While some games will carry the "Xbox One X Enhanced" label, they aren't limited to the new console. The Xbox One, Xbox One S, and Xbox One X all use the exact same discs, so your game will be compatible with whatever system you own. Games will also identify what system they are running on and react accordingly, so if there are additional 4K assets or patches to install, only the Xbox One X will download them. That won't take into account what display you have, however, so if you're playing an Xbox One X on a 1080p television, you'll still need to make hard-drive space for the 4K assets.
Speaking of hard-drive space: While both Microsoft and Sony opted for 500GB hard drives for their initial current-gen systems, 1TB drives have since become the standard size for the PS4 (now sold in the slim model) and most Xbox One S bundles. The Xbox One X also features a 1TB drive, which given the extra space 4K assets will require, is likely to fill up fast. However, like previous models, the Xbox One X also supports external hard drives. In fact, Seagate is making an Xbox-branded hard drive that features a whopping 8TB of space.
Veering Into VR?
Unlike Sony, Microsoft has been reluctant to embrace VR on consoles, instead focusing its mixed-reality initiatives (which include both augmented reality like the Hololens and virtual reality) on Windows 10. That apparently won't be changing anytime soon. While Xbox head Phil Spencer told The Verge last year that the Xbox One X was designed so VR "...will be able to plug right in and work," the company has not announced any official VR support, and omitted any mention of VR during its E3 press conference this year. So while the Xbox One X is capable of running VR games, Microsoft isn't ready to pull the trigger. When asked for comment, a Microsoft rep told us that the company believes "right now a Windows PC is the best platform for mixed reality," and that they have "nothing to share about mixed reality for console at this time."
The Price Of Power
As you might have guessed, the supersized horsepower of the Xbox One X comes with a supersized price tag as well. Microsoft's suggested retail price for the system is $500, which is twice what retailers are currently selling select Xbox One S bundles for. The Xbox One X's price compares more favorably to the PlayStation 4 Pro, which currently sells for $400, but either way, if you want the most powerful console on the market, you'll also be paying the most. The original Xbox One also debuted at $500, which certainly didn't help Microsoft's rocky current-gen launch.
The Virtues Of "Wait And See"
Most gamers have a closet that doubles as a graveyard for defunct consoles and peripherals, so you'd be forgiven if you approach the "mid-gen refresh" with a fair amount of skepticism.
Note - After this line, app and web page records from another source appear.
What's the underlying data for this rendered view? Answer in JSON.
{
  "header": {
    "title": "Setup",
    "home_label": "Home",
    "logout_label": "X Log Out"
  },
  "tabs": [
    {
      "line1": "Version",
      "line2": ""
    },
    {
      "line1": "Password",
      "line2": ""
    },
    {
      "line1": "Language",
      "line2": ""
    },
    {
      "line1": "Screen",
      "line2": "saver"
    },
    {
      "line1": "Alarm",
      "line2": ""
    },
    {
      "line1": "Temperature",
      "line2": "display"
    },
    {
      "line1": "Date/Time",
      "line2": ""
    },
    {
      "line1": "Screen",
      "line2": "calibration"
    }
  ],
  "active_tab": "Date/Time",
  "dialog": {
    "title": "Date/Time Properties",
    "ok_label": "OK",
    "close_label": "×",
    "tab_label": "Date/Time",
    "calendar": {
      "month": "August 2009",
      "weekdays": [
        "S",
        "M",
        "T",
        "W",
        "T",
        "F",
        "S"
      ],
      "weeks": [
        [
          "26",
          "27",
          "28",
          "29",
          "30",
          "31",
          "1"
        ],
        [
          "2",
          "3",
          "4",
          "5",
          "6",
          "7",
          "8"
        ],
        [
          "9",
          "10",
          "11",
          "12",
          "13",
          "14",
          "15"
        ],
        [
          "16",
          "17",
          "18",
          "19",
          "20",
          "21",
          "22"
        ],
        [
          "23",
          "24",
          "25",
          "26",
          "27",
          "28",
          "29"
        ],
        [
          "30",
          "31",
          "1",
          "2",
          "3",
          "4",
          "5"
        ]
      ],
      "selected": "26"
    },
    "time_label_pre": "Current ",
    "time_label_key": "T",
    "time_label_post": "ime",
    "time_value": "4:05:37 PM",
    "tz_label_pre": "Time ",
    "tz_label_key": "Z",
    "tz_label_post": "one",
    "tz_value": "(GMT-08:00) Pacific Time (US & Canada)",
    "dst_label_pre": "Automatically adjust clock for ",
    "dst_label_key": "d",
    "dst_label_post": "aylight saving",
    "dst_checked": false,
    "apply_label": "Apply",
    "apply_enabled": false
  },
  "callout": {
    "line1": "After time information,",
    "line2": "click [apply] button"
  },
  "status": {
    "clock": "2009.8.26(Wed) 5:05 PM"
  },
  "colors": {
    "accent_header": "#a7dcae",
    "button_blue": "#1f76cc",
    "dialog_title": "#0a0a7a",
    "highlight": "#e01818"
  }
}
The Xbox One X's added horsepower doesn't mean anything if developers aren't willing to spend the extra time and effort to use it, and for most studios the lead development platform is the most popular system, not the most powerful.
Is "Xbox One X Enhanced" then destined to be the next "Better With Kinect"? Probably not; unlike motion-control gimmicks and technologies that disrupt traditional gameplay (we're looking at you, VR), 4K is the next logical and inevitable step for the gaming industry. 4K is now the standard-bearer for new televisions, and more broadcasting and streaming companies are making the transition as well. 4K gaming isn't a matter of "if," but "when."
Given how rapidly technology advances, however, that "when" could be a problem for the Xbox One X. Many gamers view the purchase of a pricey new console as an investment, and the value of that investment depends on the system's lifespan. While the original PS4 and Xbox One enjoyed healthy adoption rates, those sales were in part driven by last-gen expectations. Gamers may be more hesitant to buy Sony and Microsoft's expensive mid-gen upgrades if they too might be rendered outdated in a few years. If that reluctance slows down adoption rates, the Xbox One X could be facing substantially cheaper and more powerful competition when 4K gaming finally starts to hit its stride. In the meantime, it will be up to Microsoft to prove that now is the time to make the transition.